The anthology, in addition to running original stories, also included writer Roy Thomas and penciler Don Heck's loose adaptation of Edgar Allan Poe's "The Masque of the Red Death" in issue #2 (Dec. 1969). Writer Denny O'Neil and Tom Palmer adapted the Poe story "The Tell-Tale Heart" in issue #3 (Feb. 1970). Thomas and EC Comics veteran Johnny Craig adapted H. P. Lovecraft's "The Music of Erich Zann" as "The Music From Beyond" in #5 (June 1970).

Industry legend Jack Kirby, in a rare instance of scripting for Marvel before leaving for rival DC Comics for a time in 1970, wrote and penciled "The Monster" in #4 (April 1970), and "And Fear Shall Follow" in #5 (June 1970), both inked by John Verpoorten. Kirby, inked by fellow Golden Age great Bill Everett, also drew the latter issue's cover. Everett himself wrote and inked (with penciler Dan Adkins) the story "Believe It...Or Not" in #8 (Dec. 1970).

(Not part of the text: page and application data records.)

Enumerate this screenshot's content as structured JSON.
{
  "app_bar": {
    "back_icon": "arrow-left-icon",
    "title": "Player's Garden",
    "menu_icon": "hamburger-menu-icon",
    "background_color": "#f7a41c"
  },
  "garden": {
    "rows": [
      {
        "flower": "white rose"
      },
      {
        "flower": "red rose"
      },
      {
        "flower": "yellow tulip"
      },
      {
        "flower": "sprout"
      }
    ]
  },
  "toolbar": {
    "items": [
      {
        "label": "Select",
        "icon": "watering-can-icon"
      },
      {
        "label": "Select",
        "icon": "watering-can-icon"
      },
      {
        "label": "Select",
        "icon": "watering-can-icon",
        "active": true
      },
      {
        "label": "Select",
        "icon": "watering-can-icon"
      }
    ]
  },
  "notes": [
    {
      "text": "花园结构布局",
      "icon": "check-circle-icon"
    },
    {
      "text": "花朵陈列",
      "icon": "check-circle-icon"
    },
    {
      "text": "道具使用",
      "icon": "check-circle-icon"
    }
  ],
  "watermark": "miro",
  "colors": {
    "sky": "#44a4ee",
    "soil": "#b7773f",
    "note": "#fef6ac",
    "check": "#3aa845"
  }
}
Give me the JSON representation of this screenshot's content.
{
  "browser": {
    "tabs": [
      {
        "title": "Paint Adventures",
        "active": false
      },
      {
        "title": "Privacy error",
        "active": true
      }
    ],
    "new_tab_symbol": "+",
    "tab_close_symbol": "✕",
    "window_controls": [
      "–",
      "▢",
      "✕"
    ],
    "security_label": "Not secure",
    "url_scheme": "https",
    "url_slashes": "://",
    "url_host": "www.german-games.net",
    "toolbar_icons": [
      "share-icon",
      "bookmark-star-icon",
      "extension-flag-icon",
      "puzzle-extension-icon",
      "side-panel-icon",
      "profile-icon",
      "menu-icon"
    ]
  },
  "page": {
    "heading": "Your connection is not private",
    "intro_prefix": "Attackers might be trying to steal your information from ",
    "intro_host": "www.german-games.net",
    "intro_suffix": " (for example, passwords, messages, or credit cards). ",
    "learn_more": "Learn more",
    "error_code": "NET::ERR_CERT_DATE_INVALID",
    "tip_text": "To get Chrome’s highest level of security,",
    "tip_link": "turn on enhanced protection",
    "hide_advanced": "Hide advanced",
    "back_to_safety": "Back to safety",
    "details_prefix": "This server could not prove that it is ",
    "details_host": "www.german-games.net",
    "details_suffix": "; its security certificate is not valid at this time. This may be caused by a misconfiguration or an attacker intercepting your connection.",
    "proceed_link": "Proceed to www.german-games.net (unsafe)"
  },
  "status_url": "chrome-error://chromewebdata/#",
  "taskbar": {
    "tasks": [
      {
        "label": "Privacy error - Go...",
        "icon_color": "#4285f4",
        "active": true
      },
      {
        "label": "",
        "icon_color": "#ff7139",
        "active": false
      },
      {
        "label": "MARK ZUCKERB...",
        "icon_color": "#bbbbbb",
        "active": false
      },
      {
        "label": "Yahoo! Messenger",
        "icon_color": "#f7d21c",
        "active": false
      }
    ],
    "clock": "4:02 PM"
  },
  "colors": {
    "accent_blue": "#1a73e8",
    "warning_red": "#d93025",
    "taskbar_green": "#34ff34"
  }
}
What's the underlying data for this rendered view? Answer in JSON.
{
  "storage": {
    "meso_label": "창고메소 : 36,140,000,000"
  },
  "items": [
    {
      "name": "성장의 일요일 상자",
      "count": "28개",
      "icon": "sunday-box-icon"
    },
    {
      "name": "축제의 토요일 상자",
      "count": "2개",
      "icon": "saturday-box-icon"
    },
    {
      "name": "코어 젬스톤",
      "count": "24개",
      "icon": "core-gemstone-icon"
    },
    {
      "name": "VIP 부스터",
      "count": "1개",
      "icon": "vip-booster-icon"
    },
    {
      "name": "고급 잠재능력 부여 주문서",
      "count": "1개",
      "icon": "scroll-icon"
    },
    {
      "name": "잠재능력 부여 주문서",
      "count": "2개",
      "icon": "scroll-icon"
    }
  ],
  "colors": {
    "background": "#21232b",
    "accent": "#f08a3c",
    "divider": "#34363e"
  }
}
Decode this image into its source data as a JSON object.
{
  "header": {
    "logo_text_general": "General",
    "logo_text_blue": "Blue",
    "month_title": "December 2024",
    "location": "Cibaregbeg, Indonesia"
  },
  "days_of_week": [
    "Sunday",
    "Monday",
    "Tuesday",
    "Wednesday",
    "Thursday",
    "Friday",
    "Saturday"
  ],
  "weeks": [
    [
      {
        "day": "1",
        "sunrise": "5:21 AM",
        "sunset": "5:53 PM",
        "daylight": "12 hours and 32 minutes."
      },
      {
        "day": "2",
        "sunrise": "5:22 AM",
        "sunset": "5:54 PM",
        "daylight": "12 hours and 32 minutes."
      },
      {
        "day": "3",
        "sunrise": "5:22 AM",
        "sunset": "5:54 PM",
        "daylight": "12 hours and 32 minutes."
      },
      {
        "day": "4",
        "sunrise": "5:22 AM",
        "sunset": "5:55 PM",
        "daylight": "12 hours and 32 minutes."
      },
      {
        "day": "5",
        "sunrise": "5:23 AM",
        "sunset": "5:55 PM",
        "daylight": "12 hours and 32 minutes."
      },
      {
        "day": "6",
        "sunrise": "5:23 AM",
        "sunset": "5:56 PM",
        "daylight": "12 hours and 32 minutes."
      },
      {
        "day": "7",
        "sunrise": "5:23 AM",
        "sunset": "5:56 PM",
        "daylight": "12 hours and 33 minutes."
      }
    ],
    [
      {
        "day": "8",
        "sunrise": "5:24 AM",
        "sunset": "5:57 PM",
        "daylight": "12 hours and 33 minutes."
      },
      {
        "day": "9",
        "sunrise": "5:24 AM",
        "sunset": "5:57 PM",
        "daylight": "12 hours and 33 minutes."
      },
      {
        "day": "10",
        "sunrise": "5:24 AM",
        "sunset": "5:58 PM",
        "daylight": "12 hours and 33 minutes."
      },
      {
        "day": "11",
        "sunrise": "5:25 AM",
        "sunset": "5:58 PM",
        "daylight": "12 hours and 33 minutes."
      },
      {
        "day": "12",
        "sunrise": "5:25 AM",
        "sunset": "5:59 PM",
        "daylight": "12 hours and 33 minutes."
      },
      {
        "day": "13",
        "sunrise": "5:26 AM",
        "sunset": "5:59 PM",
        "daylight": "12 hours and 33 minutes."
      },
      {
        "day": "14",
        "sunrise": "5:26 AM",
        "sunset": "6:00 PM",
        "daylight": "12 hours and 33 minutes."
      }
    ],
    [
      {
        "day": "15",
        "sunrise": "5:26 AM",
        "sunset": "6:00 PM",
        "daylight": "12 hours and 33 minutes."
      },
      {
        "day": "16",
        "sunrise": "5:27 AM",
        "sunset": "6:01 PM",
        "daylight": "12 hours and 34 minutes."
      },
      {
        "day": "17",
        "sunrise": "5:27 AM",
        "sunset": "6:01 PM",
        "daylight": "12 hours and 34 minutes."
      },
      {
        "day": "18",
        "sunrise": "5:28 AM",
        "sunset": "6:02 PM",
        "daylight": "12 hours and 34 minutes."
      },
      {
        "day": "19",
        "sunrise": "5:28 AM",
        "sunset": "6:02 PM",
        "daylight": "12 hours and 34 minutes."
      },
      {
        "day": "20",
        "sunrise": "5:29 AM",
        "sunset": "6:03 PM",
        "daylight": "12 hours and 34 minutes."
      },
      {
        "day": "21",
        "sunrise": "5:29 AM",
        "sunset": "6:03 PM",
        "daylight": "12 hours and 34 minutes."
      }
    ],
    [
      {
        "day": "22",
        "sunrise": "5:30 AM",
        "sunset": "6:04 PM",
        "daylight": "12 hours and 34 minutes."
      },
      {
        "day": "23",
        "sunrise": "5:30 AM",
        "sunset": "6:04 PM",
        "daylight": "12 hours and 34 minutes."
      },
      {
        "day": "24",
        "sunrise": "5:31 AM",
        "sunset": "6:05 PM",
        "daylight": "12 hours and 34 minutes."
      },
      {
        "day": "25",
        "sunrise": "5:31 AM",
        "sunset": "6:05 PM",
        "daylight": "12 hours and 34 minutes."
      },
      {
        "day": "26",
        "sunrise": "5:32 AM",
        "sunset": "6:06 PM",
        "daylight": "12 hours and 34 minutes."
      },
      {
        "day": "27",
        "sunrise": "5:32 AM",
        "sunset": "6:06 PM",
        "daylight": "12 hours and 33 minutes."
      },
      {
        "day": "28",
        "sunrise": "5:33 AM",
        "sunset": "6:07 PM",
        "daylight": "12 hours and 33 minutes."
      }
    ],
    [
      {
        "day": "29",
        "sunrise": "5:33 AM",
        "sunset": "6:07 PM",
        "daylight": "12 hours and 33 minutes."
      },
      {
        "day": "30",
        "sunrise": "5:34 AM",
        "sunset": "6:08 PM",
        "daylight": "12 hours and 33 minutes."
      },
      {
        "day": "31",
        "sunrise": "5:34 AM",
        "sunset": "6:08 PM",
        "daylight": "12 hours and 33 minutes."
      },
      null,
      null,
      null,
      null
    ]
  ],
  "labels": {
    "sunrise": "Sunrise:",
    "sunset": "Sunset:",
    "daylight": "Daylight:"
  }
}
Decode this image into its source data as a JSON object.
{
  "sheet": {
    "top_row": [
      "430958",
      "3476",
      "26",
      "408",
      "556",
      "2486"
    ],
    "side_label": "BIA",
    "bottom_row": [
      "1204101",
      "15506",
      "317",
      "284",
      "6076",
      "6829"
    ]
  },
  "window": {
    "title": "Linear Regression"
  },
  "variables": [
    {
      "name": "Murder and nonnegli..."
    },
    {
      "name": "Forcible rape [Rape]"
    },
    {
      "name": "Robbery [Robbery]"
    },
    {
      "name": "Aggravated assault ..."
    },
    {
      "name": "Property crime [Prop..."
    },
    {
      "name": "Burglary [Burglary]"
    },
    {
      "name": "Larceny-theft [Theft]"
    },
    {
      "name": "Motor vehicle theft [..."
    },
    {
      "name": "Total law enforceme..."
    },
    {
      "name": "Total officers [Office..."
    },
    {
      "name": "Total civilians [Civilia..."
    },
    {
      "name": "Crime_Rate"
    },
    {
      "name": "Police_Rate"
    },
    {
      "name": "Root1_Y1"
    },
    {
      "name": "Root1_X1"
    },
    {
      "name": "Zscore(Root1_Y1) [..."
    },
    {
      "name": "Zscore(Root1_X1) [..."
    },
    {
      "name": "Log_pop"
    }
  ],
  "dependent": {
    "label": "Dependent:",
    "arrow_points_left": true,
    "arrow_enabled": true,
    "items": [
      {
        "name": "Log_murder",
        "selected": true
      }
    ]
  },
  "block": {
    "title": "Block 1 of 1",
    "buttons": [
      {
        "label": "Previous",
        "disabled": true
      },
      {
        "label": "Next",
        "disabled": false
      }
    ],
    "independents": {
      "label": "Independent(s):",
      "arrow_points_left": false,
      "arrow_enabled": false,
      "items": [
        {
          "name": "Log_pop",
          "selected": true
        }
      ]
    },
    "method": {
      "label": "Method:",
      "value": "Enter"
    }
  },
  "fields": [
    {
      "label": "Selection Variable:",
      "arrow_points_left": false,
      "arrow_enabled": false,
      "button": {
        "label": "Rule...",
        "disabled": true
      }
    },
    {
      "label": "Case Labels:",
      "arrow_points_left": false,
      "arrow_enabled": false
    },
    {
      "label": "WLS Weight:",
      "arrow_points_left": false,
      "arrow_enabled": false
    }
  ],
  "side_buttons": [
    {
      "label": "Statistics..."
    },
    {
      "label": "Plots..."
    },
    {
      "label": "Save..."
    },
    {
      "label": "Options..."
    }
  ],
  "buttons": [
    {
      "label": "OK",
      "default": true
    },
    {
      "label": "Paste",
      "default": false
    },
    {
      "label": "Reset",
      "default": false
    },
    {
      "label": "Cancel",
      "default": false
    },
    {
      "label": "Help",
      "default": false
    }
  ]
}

Designed to compete with DC Comics' successful horror titles such as House of Mystery and House of Secrets, the book, like its companion comic Tower of Shadows, sold poorly despite such notable talent. After its first few issues, the title began including reprints of pre-superhero Marvel monster stories and other SF/fantasy tales from Marvel's 1950's and early 60's predecessor, Atlas Comics. After the eighth issue, the title changed to Monsters on the Prowl, and the comic became almost exclusively a reprint book.